Problem details >> Return every line of the data that contains the string "icon".

--- Record set ---

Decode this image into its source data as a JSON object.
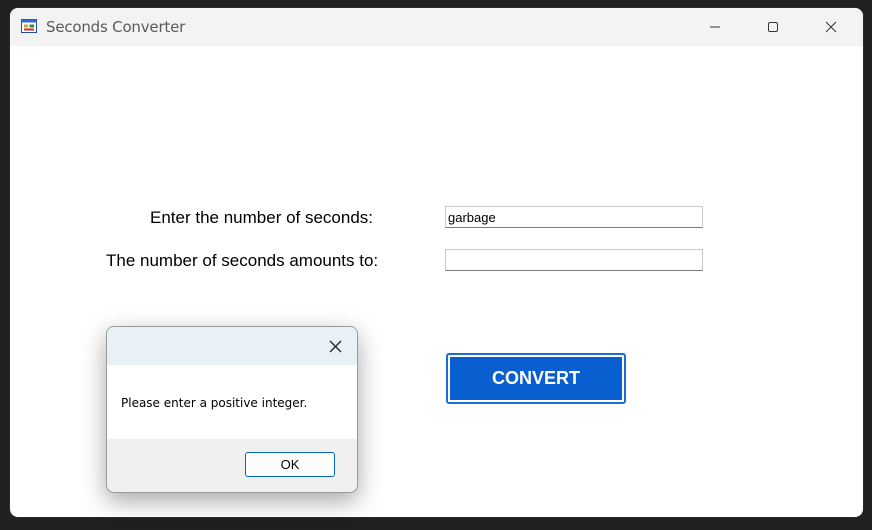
{
  "window": {
    "title": "Seconds Converter",
    "app_icon": "windows-form-icon",
    "controls": {
      "minimize": "minimize-icon",
      "maximize": "maximize-icon",
      "close": "close-icon"
    }
  },
  "form": {
    "seconds_label": "Enter the number of seconds:",
    "seconds_value": "garbage",
    "result_label": "The number of seconds amounts to:",
    "result_value": "",
    "convert_label": "CONVERT"
  },
  "message_box": {
    "message": "Please enter a positive integer.",
    "ok_label": "OK",
    "close_icon": "close-icon"
  },
  "colors": {
    "accent": "#0a5fd0",
    "titlebar": "#f3f3f3",
    "msgbox_title": "#e8f1f5"
  }
}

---

Task output >>
    "app_icon": "windows-form-icon",
      "minimize": "minimize-icon",
      "maximize": "maximize-icon",
      "close": "close-icon"
    "close_icon": "close-icon"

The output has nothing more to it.